Officials said that the Bootleg Fire had destroyed an area of Rhode Island half its size and was now 40% surrounded. It had also burned some 70 homes, mostly cabins.
Minimum of 2,000 homes were evacuated during the fire, and another 5,000 were at risk.
According to fire officials, the fire's eastern edge continued to move towards Summer Lake. It jumped fire lines on Thursday. This prompted a local evacuation order to allow some parts of Lake County to be evacuated to "go now!"
Winds of up to 10 miles an hour (16 km per hour) could blow the timber into flames, but not at the speed seen last week when the wind-driven fire grew exponentially. Angela Goldman, fire information officer, said.
The fire was ignited by lightning and grew to over 4 miles (6 km) per day due to strong winds and dry conditions.
There was good news on the lower portion of the 624-square-mile (1,616-square-kilometer) blaze. Crews had secured containment lines, and crews on the lower southeastern corner were able gain a significant foothold. This allowed them to reduce nighttime patrols from what was a 24-hour run-and gun fight, Sarah Gracey, fire information officer, said.
She said, "That's a big step for us." It's difficult to work in pitch-black forests in the middle of the nights.
She said crews will be able rest and participate in dayside attacks.
Gracey stated that "we have received day after day red flag warnings (of severe fire danger)" and that there is no red flag warning today. High temperatures and low humidity remained a concern.
Gracey stated that the fire had also burned to an area previously blazed, which created gaps in the fuel, and reduced the spread of flames through timber, grass, and shrub.
California's Tamarack Fire, which erupted south of Lake Tahoe, had destroyed more than 78 miles (202 km) of timber and chaparral in the national forest. It was one of almost two dozen lightning strikes-sparked blazes that erupted on July 4.
Alpine County's fire has already destroyed at least 10 buildings. Officials expect firefighters to engage in active or extreme behavior due to Friday's afternoon winds and temperatures of up to 90 degrees Fahrenheit (32 Celsius)
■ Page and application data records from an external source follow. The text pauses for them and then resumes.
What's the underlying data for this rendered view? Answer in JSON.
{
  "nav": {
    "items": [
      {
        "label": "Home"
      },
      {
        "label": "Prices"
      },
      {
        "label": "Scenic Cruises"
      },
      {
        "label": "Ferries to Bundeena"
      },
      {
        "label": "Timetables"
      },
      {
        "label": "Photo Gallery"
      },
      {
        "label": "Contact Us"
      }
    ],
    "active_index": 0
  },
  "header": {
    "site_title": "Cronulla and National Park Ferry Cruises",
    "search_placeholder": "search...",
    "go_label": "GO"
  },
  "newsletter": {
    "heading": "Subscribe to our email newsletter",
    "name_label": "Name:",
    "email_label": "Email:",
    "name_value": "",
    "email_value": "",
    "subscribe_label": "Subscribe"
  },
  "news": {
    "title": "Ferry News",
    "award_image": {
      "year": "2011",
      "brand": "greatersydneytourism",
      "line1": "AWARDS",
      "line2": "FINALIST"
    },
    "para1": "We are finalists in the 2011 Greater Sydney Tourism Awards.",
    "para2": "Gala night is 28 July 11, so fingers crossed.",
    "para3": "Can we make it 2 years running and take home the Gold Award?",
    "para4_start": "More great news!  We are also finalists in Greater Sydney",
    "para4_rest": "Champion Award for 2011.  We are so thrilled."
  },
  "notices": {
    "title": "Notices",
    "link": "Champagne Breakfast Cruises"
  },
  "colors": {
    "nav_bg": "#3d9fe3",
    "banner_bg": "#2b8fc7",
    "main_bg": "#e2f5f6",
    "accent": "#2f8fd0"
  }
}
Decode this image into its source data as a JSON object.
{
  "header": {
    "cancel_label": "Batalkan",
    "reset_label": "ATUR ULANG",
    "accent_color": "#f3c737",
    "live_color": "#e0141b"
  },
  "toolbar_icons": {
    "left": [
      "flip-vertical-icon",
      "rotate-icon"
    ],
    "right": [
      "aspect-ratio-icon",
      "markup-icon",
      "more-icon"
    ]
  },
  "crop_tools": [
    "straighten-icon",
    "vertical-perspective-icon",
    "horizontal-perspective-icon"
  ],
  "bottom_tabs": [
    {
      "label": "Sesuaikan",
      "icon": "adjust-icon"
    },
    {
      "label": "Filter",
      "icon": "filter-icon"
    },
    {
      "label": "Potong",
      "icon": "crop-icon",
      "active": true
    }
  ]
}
A new spot fire was ignited by embers of flames Thursday afternoon. It jumped north from Topaz Lake, California-Nevada Line. This prompted a new evacuation order for Topaz Lake Estates as well as the surrounding areas.
The fire was located less than one mile from Douglas County's estates, which are home to approximately 1,200 residents.
"Firefighters on ground and in the air continue to fight the growing spot under extremely difficult weather conditions and fuel condition," Humboldt-Toiyabe National Forest stated in an update.
The new blaze had already burned almost 4 square miles (10 km2).
As the Dixie Fire continued its explosive eastward growth, new mandatory evacuation orders were issued in Plumas County west from the Nevada border.
Shannon Prather, incident commander, stated Thursday evening, "This fire outpaces us at moments."
Officials said that the fire had destroyed nearly 177 miles (458 kilometers) of land, destroyed eight buildings and threatened more than 1,500 others.
Wildfires are more difficult to combat due to extreme dryness and recent heat waves linked to climate change. The West has become warmer and dryer over the past 30 years due to climate change. Wildfires will be more common and more destructive in the future.